Wednesday, August 29, 2007
Tuesday was the first full day of classes for kindergarten students in Steamboat Springs.
Steamboat Springs Lisa Eck couldn't stop smiling as she videotaped her daughter, Lauren, in front of a Soda Creek Elementary School kindergarten class on Lauren's first day of school.
"We actually just moved here about five days ago," said Eck, whose mother, Jaime Frasier, also celebrated Lauren's big day Tuesday. "The first day of school is exciting - it's kindergarten, they can meet new friends and get into the groove of the school year."
Lauren joined 18 classmates in the morning half-day class. Kindergarten is not mandatory in Colorado, but more than 118 students are enrolled in the programs at Soda Creek and Strawberry Park elementary schools.
As Elena Rawlings, 5, strapped on a bike helmet and prepared to ride home in a new pair of galoshes, the kindergartner told her mom she met three new friends Tuesday. The second-generation Soda Creek student added she was happy to finally go to a "big girl school."
"Today was good. I knew she was ready, so we've been preparing for school for a while," Liz Rawlings said. "She is getting bored at home and preschool.

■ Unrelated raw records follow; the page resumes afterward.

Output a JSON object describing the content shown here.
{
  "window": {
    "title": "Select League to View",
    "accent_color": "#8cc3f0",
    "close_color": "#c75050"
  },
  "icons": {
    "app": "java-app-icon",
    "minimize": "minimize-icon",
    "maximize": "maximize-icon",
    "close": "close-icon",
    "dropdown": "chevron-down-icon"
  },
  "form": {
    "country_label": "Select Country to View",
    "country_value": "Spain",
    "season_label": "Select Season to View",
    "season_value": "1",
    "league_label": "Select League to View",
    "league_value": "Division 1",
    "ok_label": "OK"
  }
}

She's ready to be a big girl."
Kindergarten teacher Georgia Ruest said the inevitable first-day tears were lessened because the students were able to visit the classroom Monday in small groups and prepare for the first day.
"We have children come in groups of four or five with their parents," she said. "They are here only 30 minutes, but they go through what a regular day would be like, find their books, go out in the hallway, sign in, sit down and do a daily job and find where the bathroom is."
Ruest said preparing the classroom in the George P. Sauer Human Services Center, which is being used to house kindergarten classes while a new Soda Creek is built just blocks away, was a challenge.
"It took me about three months to pack up the old room," she said. "We only got in the facility about a week ago, but we are so lucky to have this room. It is just perfect for kindergarten. It's a lot to set up a new room, but it went well."
Ruest and student teacher Sarah Burkhart stressed the importance of kindergarten and said they hoped the district would expand the program into an all-day class.
"Kids are ready for a whole day," said Ruest, who noted that students complain about transitioning back to a preschool later in the day after kindergarten lets out.
"At about mid-year, they start complaining that they don't want to go, no matter how good the program is," she said. "It's tough for parents. Most of them work two jobs just to live here. Public school should be providing (full-day) kindergarten at this time."
Eck said she is excited to see the socialization of having Lauren around a group of children her age.
"It's nice to see her have a little bit more of independence and get to go to school," she said. "There were a little bit of tears on the first day : she was nervous. She just wanted to make sure I was picking her up on time."